They were replaced by horrible renters. On one side the tenant set up a unofficial animal shelter in the basement which became … well, let’s just say sanitation wasn’t managed. On the other side of the duplex the tenants were rowdy and the neighbors had to call police in an otherwise very quiet picket fence sort of village. The tenants were also lazy about little things like letting the bathroom floor get sopping with each shower/bath to the point the old, lovely cast-iron tub crashed through the floor.
I don’t think the landlord/investor really suffered much because they didn’t care and everyone was evicted by the county because the house was condemned. Of course, I reckon they would have had good insurance, but who knows.
Back to the squatter issue… Here we have seen too many landlords driven to tears and bankruptcy because they rented to Mary, who let her friend Alice couch-surf. Mary moves out and tells Alice to make other plans. Alice then invites Ted to move in, and he brings a friend who needs a place to crash. Friend is a meth head, and soon the place is a known spot for parties, etc.
Meanwhile, the landlord is getting calls from neighbors and the city because of the piles of trash spilling across the front yard, bringing vermin and, Oh heck, it just goes on. Landlord begs for help from the authorities, but nope, not their issue, they just respond to complaints by saying clean it up or you’ll be fined. Rinse and repeat.

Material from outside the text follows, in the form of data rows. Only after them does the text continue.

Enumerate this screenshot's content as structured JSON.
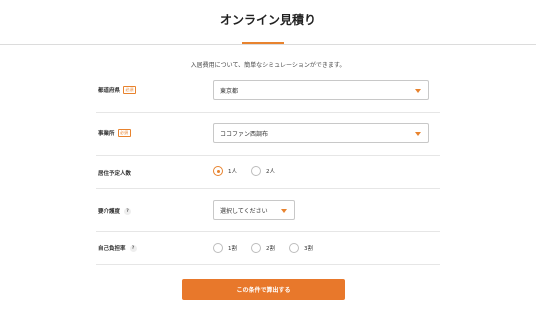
{
  "header": {
    "title": "オンライン見積り"
  },
  "intro": "入居費用について、簡単なシミュレーションができます。",
  "form": {
    "prefecture": {
      "label": "都道府県",
      "badge": "必須",
      "value": "東京都"
    },
    "facility": {
      "label": "事業所",
      "badge": "必須",
      "value": "ココファン西調布"
    },
    "occupants": {
      "label": "居住予定人数",
      "options": [
        "1人",
        "2人"
      ],
      "selected": "1人"
    },
    "care_level": {
      "label": "要介護度",
      "help": "?",
      "value": "選択してください"
    },
    "copay": {
      "label": "自己負担率",
      "help": "?",
      "options": [
        "1割",
        "2割",
        "3割"
      ]
    }
  },
  "submit_label": "この条件で算出する",
  "colors": {
    "accent": "#e8832e",
    "button": "#e8782b",
    "border": "#c8c8c8"
  }
}
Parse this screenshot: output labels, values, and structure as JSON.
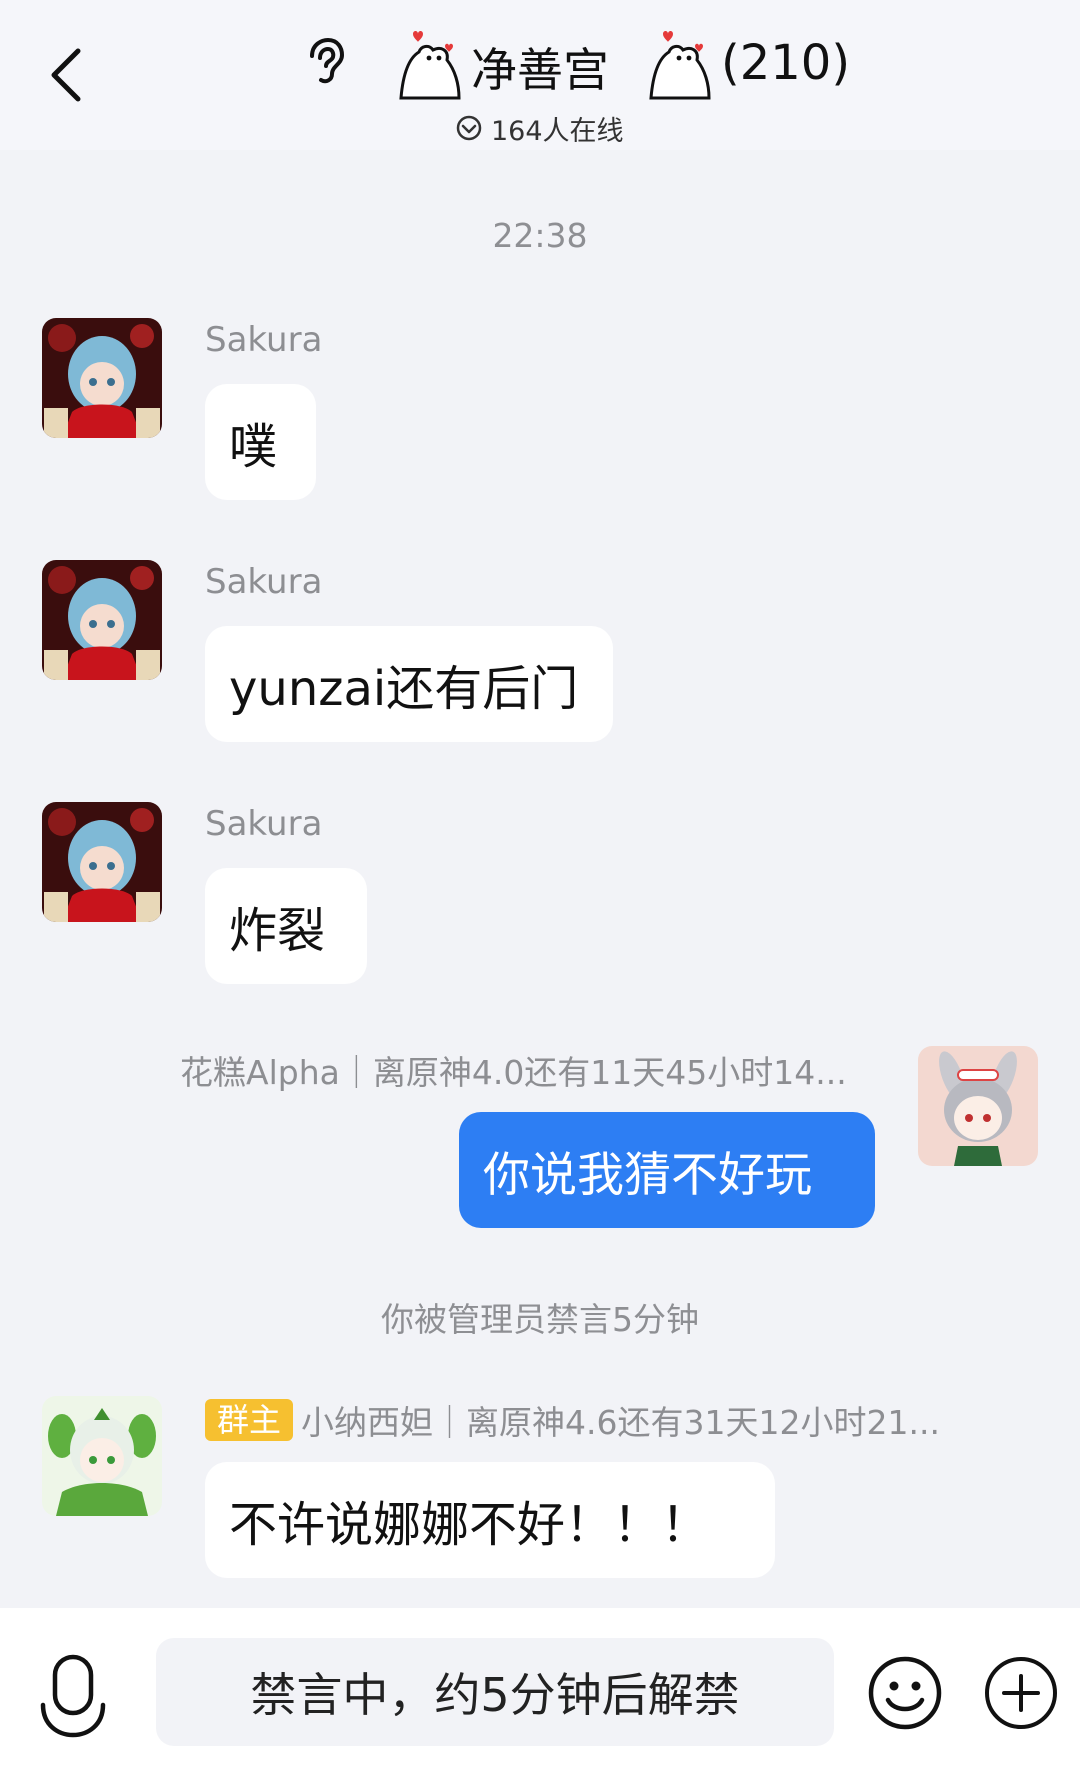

This poor person is told to try eviction, but WHAT? No lease exists with Alice, Ted or any of the miscellaneous critters who pass through.
New York state is not the friend of the landlord at all. I guess it’s the pendulum swinging away from all the horrible slum-lord stuff that went on for so many years.
Sorry for the book, folks. I haven’t written in a long time and have lost the art of being concise and interesting.
My family member had similar experiences renting to people who first presented as holy rollers, and then became the devil loading up one rental with pit bulls that she kept indoors, and tore up all the walls and woodwork. Her state was much easier than NY or San Francisco to evict a renter, and when she gave notice, he was out in 7 days. Of course he was several months behind on the rent, and paid her less and less each month.
In one instance in Austin, a lawyer who had an allergic daughter wanted the desirable place in an upscale part of town, and his list of allergies included rugs, paint, household cleaners, fabric, etc, etc. I told her do not go there, as he will own your property!
In another instance, she allowed a couple to “camp out” on her property, while doing some painting for her. the woman tried to get her in a physical altercation, as in that state, you can move into the property if you can get the landlord into a legal battle, which would put the landlord in jail.
She was finally saved by an App on her phone, which for a fee, does an extensive background check, and after many years, she is finally in the black.
She even had one renter help fix the place up, while he was waiting for a house to be built.
Some people believe real estate is a better investment than the market, but the maintenance costs, and problems with rentals would level out any appreciation one has on the house, in my opinion. From 2011 to 2021, I made 16% average yearly on a stock mixture, and I did not have any hassle!